The trial of the former Chief Executive Officer of the Ghana Cocoa Board, Dr Stephen Opuni; and businessman and philanthropist, Mr Seidu Agongo, resumes on Monday, 3 October 2022 after a two-month legal break.
Trial judge Justice Clemence Honyenuga has six months to continue in service, having clocked the constitutionally mandatory retirement age of 70 years for Supreme Court judges on 4 September 2022.
The extra period is pursuant to Article 145(4) of the 1992 Constitution, which grants superior court judges that concession to wind up active cases and hand over before proceeding on retirement.
Prior to the legal break, Justice Honyenuga, who is also a chief in the Volta Region, had said that Chief Justice, Kwesi Anin-Yeboah, had given him some time to conclude the case.
The Supreme Court judge, who has been sitting on the case as an additional High Court judge, told the court on Thursday, 28 July 2022: “In pursuant to Article 112(2) of the Constitution, 1992, the Chief Justice has granted me a limited time to conclude this case”.
“In the circumstances, this court shall, in addition, sit on Tuesdays at 11 am for early disposal of this four-year-old case”, he added, before adjourning the matter to Monday, 3 October 2022 “at 10 am for continuation”.
As the case returns next month, it enters critical mode and raises public interest in how things will pan out, especially as Justice Honyenuga was once prohibited from the case by the Supreme Court, which declared him incapable of being impartial on the matter after the defence team had accused him of bias.
The 3-2 decision was, however, subsequently overturned by the same Supreme Court after the state filed for a review, thus, restoring Justice Honyenuga on the case.
The landmark 3-2 majority decision was made by the apex court on 28 July 2021.
That case was heard by Justices Jones Dotse, A.M Dordzie, Amadu Tanko, Lovelace Johnson and Gabriel Pwamang after the lawyers of Dr Opuni had complained of Justice Honyenuga’s likelihood of bias against their client after the judge had rejected some documents submitted as evidence that inured to the advantage of the accused persons.
Justice Gabriel Pwamang, who wrote the lead judgment, concluded as follows: “A reasonably well-informed observer, taking account of the exclusion of the exhibits that appear to favour the accused person and the pronouncements made by the judge which connote that the 2nd and 3rd accused persons have defrauded Cocobod and it would not have happened but for the applicant [Dr Opuni] herein deliberately and knowingly facilitating it and that by that he has caused financial loss to the state, would come to the conclusion that the judge would not be impartial in the consideration of any defence the accused person has to put forward,” the majority decision read.

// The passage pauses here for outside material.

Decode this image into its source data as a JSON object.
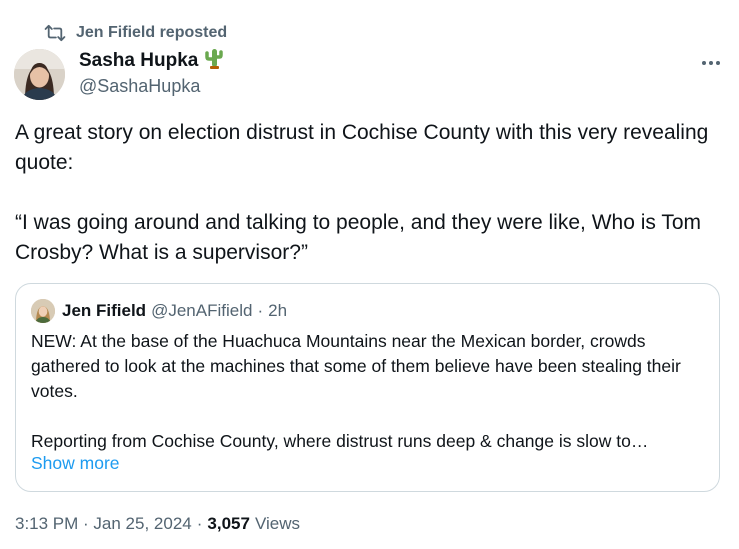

The majority noted: “The test is an objective one based on the principle that not only must justice be done, but it must be seen to be done. As the authorities say, bias is so insidious that the judge himself may not even be aware that he has a bias in the matter under consideration”.
“It is for the reasons explained above that I hereby grant the prayer for prohibition in order that justice will be seen to be done in this case. Therefore, in conclusion, the application succeeds on both counts and is accordingly granted as prayed.”
Attorney General Godfred Dame, however, filed a review application against Justice Honyenuga’s prohibition, which led to the same apex court overturning its earlier decision, thus, restoring Justice Honyenuga to the case.
The review application was heard by an enhanced panel with Justices Gertrude Torkonoo and Prof Ashie Kotey, as additional Justices to the original panel.
Mr Dame had argued: “The decision of the ordinary bench contained fundamental and grave errors”, which, in his view, “manifestly resulted in a substantial miscarriage of justice”.
In the AG’s view, “The decision to prohibit the trial judge must be on the basis of only compelling circumstances which shows indisputable bias on the part of the judge, and not on account of matters complained by the respondent [Dr. Opuni]”.
While arguing against the Attorney General’s review application against the Supreme Court Justice’s removal, Dr Opuni’s counsel, Mr Sam Cudjoe, told the apex court: “He [Justice Honyenuga] had made his mind and was going through the rituals while waiting to pronounce sentence”.
Dr Opuni alleged that his right to be heard fairly had been breached by the judge, aside from a demonstration of bias.
The allegations flowed from Justice Honyenuga’s ruling on a submission of no case application.
Dr Opuni’s lawyers contended that the judge committed an error of law when he rejected some documents submitted as evidence.
Since March 2018, Dr Opuni and Mr Agongo as well as Agricult Ghana Limited, an agrochemical company owned by the latter, have been facing 27 charges, including defrauding by false pretences, willfully causing financial loss to the state, corruption by public officers and contravention of the Public Procurement Act, in the purchase of Lithovit liquid fertiliser between 2014 and 2016.
They have pleaded not guilty to the charges and are on a GH¢300,000.00 self-recognisance bail each.